Middlebury Wordmark, Seal & Initiative Logo
The wordmark is a graphic representation of the College’s name. It is set in Bembo, one of the oldest and most influential typefaces. This serif typeface was designed by Francesco Griffo in 1495 for a manuscript by Cardinal Pietro Bembo about a journey to Mount Aetna. Bembo’s popularity spread throughout Europe and remained a major influence on type design for 150 years.
The wordmark has been designed with specific dimensions and spacing to be easy to read, distinctive, and readily identifiable. The wordmark should be used in all communications, both internal and external, whenever a logo is called for.
The Middlebury Seal
The first official use of the College seal was on diplomas for the Class of 1806. The College's founding year, 1800, was added in 1932, and in 2007 the seal was revised by Chermayeff and Geismar to make each of its components easier to read and to reproduce. The seal is used on business cards and letterhead and on presidential and official academic communications, such as diplomas.
Middlebury Initiative Mark
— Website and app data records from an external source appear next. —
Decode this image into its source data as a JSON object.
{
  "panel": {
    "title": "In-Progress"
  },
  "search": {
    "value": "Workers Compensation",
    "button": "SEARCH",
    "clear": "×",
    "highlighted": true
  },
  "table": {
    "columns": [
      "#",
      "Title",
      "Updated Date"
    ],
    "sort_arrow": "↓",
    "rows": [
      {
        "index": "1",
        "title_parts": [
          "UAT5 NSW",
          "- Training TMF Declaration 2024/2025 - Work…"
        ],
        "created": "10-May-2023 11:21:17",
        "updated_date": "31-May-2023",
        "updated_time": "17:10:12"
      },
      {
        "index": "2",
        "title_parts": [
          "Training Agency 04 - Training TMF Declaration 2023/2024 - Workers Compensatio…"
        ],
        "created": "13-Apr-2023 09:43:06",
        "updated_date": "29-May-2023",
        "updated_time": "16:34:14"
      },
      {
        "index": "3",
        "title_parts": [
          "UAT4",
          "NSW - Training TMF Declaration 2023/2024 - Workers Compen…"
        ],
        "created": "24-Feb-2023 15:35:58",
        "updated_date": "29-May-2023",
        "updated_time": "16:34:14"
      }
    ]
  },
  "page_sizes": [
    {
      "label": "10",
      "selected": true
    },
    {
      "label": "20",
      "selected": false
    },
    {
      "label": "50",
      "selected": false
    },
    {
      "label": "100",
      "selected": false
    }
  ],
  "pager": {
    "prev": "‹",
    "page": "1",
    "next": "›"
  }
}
The symbol for the Middlebury Initiative is derived from the shape of the letter “M.” A second ring around the core of the symbol suggests evolution and growth. It is paired with the initiative slogan and the name. This mark should be used for all communications related to the initiative.